2 The impossibility of Grunbaumian crucial experiments and the possibility of appraising scientific growth without them | 216 |

3 On practical advice | 218 |

4 The characteristic of science is not rational belief but rational replacement of propositions | 220 |

Understanding Toulmin | 224 |

1 Three schools of thought on the normative problem of appraising scientific theories | 225 |

2 Toulmin and the Wittgensteinian thoughtpolice | 228 |

3 Toulmins Darwinian synthesis of Hegel and Wittgenstein | 235 |

4 Conclusion | 241 |

A letter to the Director of the London School of Economics | 247 |

The teaching of the history of science | 254 |

The social responsibility of science | 256 |

259 | |

274 | |

277 | |

### Other editions - View all

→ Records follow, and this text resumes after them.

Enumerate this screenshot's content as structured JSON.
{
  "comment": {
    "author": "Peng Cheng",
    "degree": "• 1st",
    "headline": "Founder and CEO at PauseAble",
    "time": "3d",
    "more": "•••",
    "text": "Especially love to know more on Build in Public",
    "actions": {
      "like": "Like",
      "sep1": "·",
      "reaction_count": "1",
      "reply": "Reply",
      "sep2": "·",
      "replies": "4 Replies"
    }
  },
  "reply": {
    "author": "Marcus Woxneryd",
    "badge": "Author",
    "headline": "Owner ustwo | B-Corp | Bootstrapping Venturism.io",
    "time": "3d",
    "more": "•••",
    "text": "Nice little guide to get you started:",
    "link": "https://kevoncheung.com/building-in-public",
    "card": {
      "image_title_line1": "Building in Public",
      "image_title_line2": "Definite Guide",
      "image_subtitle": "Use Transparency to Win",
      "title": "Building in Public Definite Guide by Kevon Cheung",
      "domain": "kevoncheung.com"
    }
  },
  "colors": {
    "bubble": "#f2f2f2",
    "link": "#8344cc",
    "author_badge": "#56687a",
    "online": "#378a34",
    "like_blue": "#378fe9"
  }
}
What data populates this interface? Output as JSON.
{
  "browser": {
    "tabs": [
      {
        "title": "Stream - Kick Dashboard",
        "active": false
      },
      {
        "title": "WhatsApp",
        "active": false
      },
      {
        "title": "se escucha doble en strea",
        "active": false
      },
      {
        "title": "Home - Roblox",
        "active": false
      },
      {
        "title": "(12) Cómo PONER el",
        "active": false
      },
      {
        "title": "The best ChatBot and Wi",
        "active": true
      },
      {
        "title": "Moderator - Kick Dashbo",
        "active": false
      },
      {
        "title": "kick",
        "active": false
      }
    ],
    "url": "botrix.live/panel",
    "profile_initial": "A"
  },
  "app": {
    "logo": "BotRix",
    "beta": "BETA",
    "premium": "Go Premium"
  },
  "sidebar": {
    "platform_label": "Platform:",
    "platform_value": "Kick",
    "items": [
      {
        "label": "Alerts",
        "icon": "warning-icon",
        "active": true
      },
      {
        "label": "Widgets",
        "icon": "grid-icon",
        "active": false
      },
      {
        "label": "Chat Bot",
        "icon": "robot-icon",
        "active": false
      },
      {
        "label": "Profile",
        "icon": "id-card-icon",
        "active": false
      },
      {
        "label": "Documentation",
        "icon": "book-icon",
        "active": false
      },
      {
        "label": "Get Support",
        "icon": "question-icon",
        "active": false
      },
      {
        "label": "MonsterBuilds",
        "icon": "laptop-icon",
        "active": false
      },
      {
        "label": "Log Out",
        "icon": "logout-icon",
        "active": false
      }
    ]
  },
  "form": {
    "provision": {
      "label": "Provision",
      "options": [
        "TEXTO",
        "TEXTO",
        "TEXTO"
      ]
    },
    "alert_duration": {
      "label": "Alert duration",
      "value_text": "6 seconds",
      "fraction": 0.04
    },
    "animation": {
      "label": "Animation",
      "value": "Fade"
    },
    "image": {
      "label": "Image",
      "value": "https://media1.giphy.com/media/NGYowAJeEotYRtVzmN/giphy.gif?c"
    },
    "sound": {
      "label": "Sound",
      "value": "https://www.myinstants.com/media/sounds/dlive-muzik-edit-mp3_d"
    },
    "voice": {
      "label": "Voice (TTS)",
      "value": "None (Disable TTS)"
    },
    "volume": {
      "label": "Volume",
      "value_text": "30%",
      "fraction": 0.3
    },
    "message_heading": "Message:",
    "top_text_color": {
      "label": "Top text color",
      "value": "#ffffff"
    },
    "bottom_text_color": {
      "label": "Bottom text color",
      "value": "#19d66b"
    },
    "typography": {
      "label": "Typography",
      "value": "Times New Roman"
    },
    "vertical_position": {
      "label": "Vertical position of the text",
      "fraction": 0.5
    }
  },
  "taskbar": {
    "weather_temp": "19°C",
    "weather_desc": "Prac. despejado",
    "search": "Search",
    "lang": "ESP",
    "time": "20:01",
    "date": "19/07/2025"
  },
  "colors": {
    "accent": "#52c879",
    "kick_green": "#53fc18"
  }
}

Mathematics, Science and Epistemology: Volume 2, Philosophical Papers Imre Lakatos No preview available - 1978 |

Mathematics, Science and Epistemology: Volume 2, Philosophical Papers Imre Lakatos No preview available - 1978 |

Mathematics, Science and Epistemology: Volume 2, Philosophical Papers Imre Lakatos No preview available - 1978 |

### Common terms and phrases

accepted according actual already analysis appraisal argument arithmetic axioms basic belief betting body Carnap Cauchy certainly chapter claim classical concept confirmation conjecture consequences consistent construction corroboration course criticism crucial deductive definition discovery discussion empirical empiricist established Euclidean evidence evidential support example experiment explain fact false falsifiers formal function give given growth heuristic hypotheses idea important inductive logic inference infinite instance interesting interpretation intuition knowledge language least mathematics means method natural never Newton original particular philosophy physics Popper Popperian position possible principles probability problem programme progress proof proposed propositions prove quasi-empirical question rational reason refuted regarded reliability research programme rules Russell scepticism scientific scientist seems sense statements theorem theory thesis thought Toulmin trivial true truth turn universal volume